I was touched by angel that day in class. Relieved of the pressure to be perfect, of having to get it just right, I was freed to tell a story about flawed people grappling to find the words to tell the story of a God, they think they saw and think they heard on some mountain, in some cave, by some seashore, at some supper table. The benediction by an otherwise forgettable teacher at the close of an unspectacular semester of study freed me to preach and teach in ways that might inspire others, including myself, to pray. My task as a believer is not to inspire those who come out to hear me to believe, but to help open up a space in each of them so that belief, if it ever comes, may have some place to take root and grow.

Perhaps that is as honest as any of us can ever aspire to be. To pray, to preach, to teach, and to hope as though we knew for sure that there is really someone on the other side of the door who heals, who hears, who answers. The issue in prayer is not to pray because we are certain, but to pray because we are uncertain. It is a risk where the risk itself is the outcome.

Sometimes believing in believing is the closest you can get to believing in goodness, in grace, and in God. We pray that God is not as put off  by this sort of spirituality as others certainly are.

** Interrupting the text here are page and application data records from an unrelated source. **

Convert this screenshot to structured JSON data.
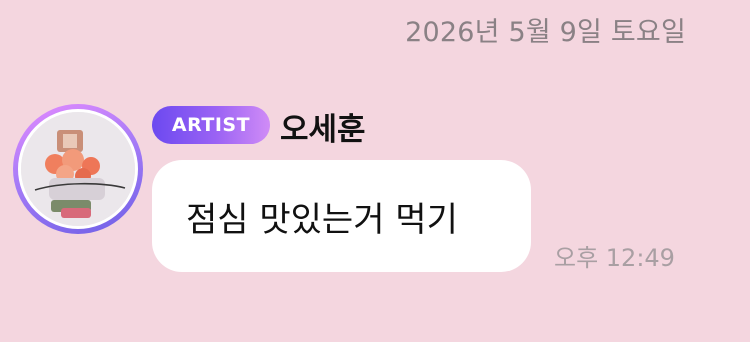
{
  "chat": {
    "date_separator": "2026년 5월 9일 토요일",
    "message": {
      "badge": "ARTIST",
      "sender": "오세훈",
      "text": "점심 맛있는거 먹기",
      "time": "오후 12:49",
      "avatar_icon": "bouquet-photo-avatar"
    }
  },
  "colors": {
    "background": "#f4d6df",
    "bubble": "#ffffff",
    "badge_gradient_start": "#6c49f0",
    "badge_gradient_end": "#d08cf6",
    "timestamp": "#a99fa3",
    "date_text": "#8a8185"
  }
}
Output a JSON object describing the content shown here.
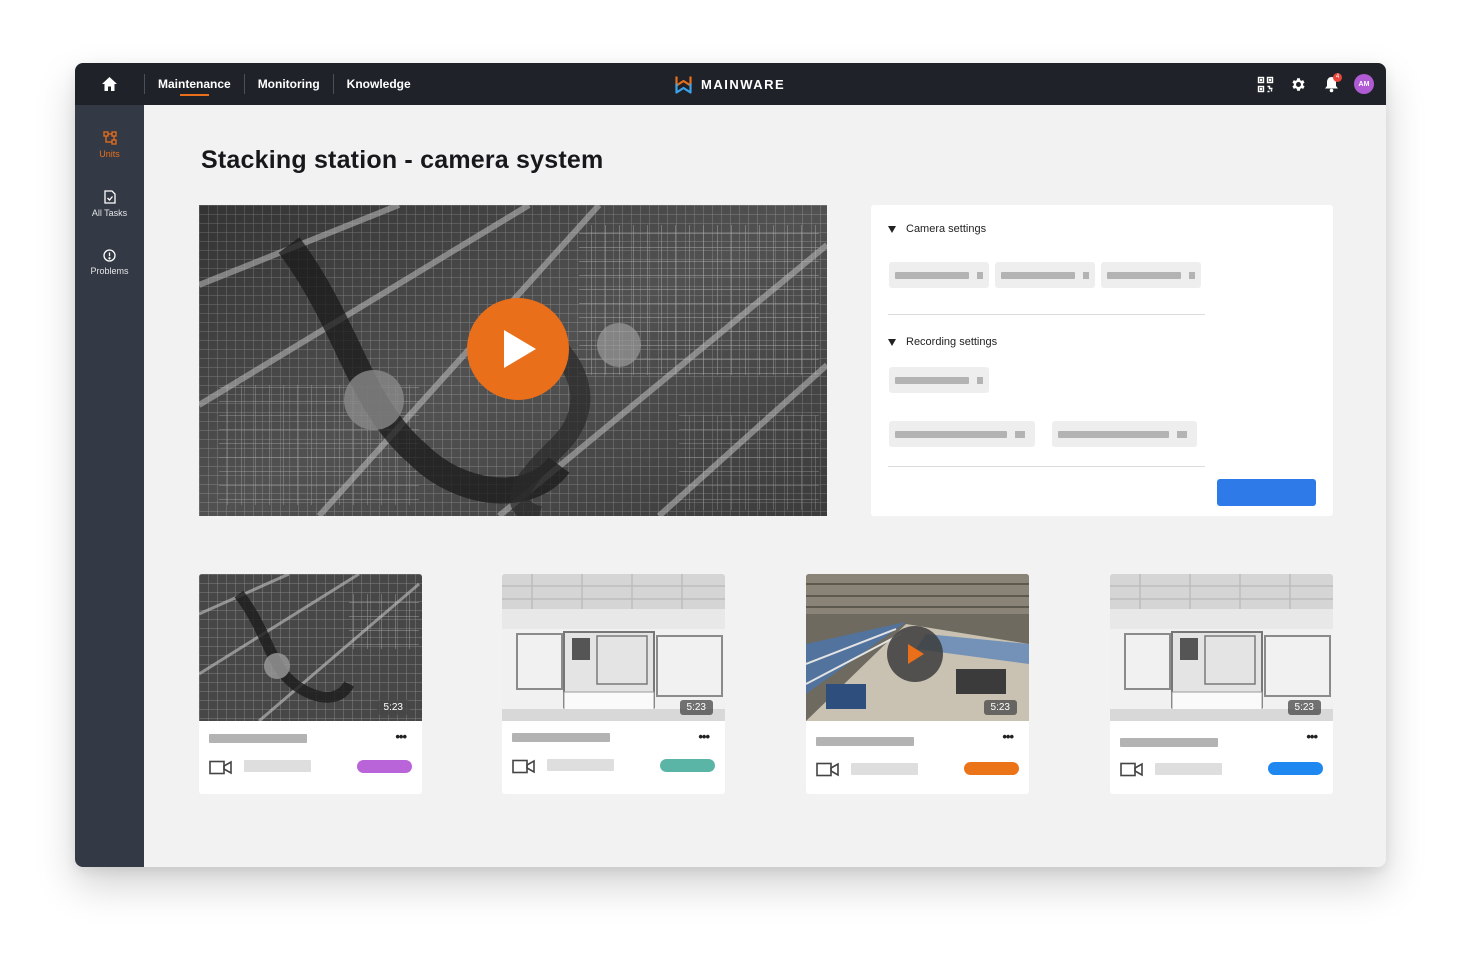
{
  "app": {
    "brand": "MAINWARE"
  },
  "topnav": {
    "items": [
      {
        "label": "Maintenance",
        "active": true
      },
      {
        "label": "Monitoring",
        "active": false
      },
      {
        "label": "Knowledge",
        "active": false
      }
    ],
    "icons": [
      "home-icon",
      "qr-code-icon",
      "gear-icon",
      "bell-icon"
    ],
    "notification_count": "4",
    "avatar_initials": "AM"
  },
  "sidebar": {
    "items": [
      {
        "label": "Units",
        "icon": "units-icon",
        "active": true
      },
      {
        "label": "All Tasks",
        "icon": "task-file-icon",
        "active": false
      },
      {
        "label": "Problems",
        "icon": "alert-circle-icon",
        "active": false
      }
    ]
  },
  "page": {
    "title": "Stacking station - camera system"
  },
  "settings": {
    "camera_settings": "Camera settings",
    "recording_settings": "Recording settings"
  },
  "videos": [
    {
      "duration": "5:23",
      "tag_color": "#b964d8"
    },
    {
      "duration": "5:23",
      "tag_color": "#5bb5a6"
    },
    {
      "duration": "5:23",
      "tag_color": "#eb7418"
    },
    {
      "duration": "5:23",
      "tag_color": "#1f88f0"
    }
  ],
  "colors": {
    "accent": "#e96f1a",
    "primary_button": "#2d7ae8",
    "topbar": "#1f2329",
    "sidebar": "#343a45"
  }
}
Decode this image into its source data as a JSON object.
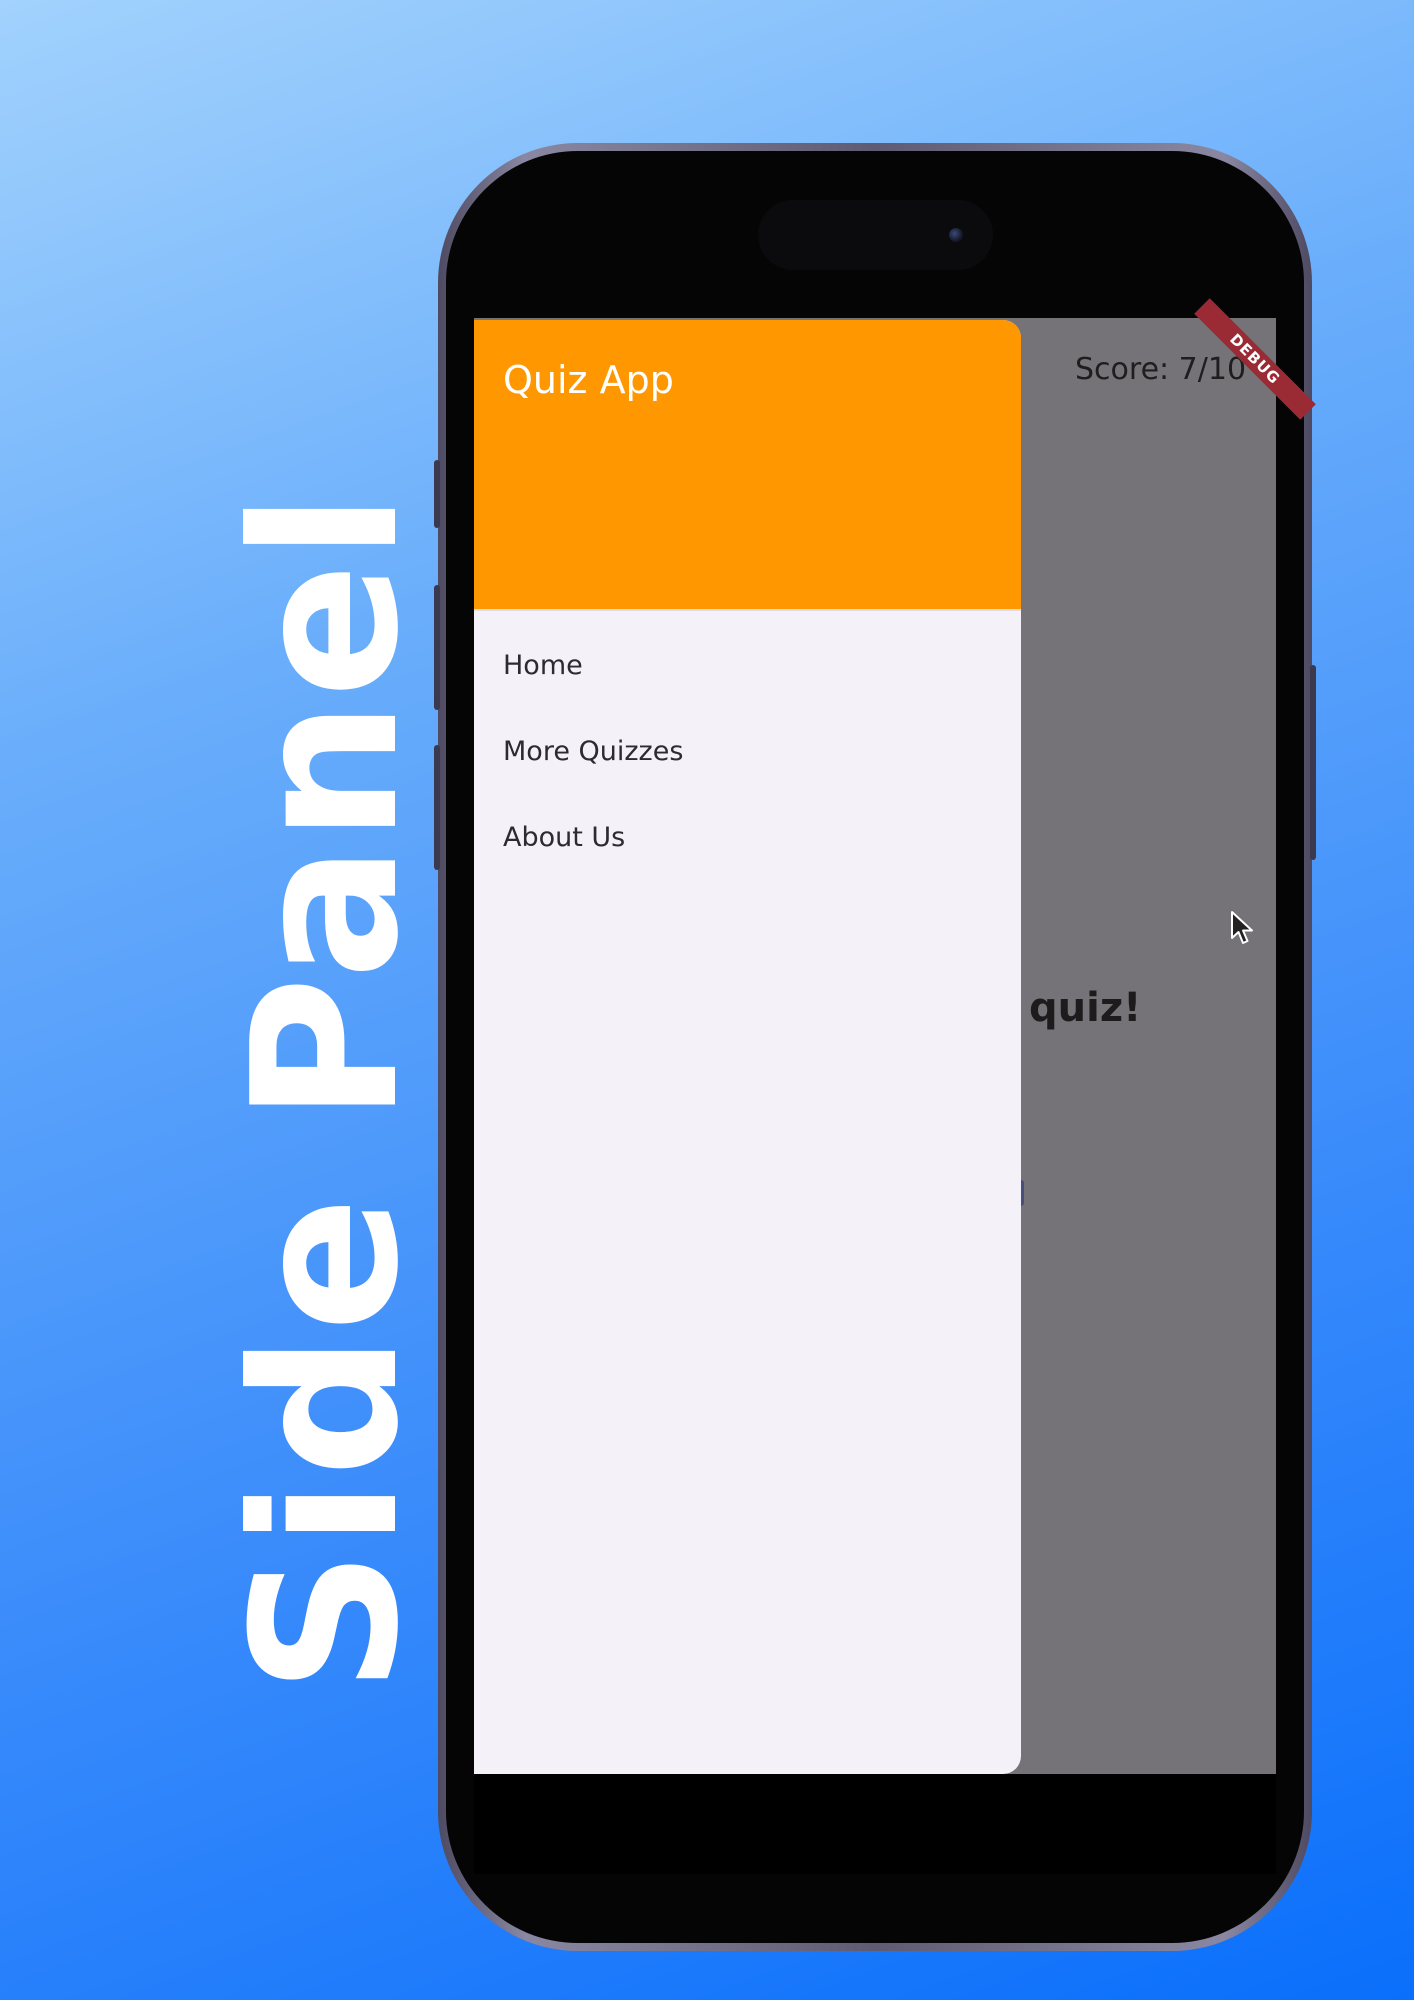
{
  "banner": {
    "title": "Side Panel"
  },
  "app": {
    "score_text": "Score: 7/10",
    "background_text": "quiz!",
    "debug_label": "DEBUG"
  },
  "drawer": {
    "header_title": "Quiz App",
    "header_color": "#ff9700",
    "items": [
      {
        "label": "Home"
      },
      {
        "label": "More Quizzes"
      },
      {
        "label": "About Us"
      }
    ]
  },
  "icons": {
    "cursor": "mouse-pointer-icon",
    "camera": "front-camera-icon"
  }
}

As we prepare in a few days for Lent and as I sit trying to prepare myself for the many speaking engagements I’ve agreed to in the coming days, I am reminded this morning of the above sections of Listening for God: A Minister’s Journey Through Silence and Doubt which I wrote years ago when I was feeling scorched and miserable from years of ministering on an empty tank.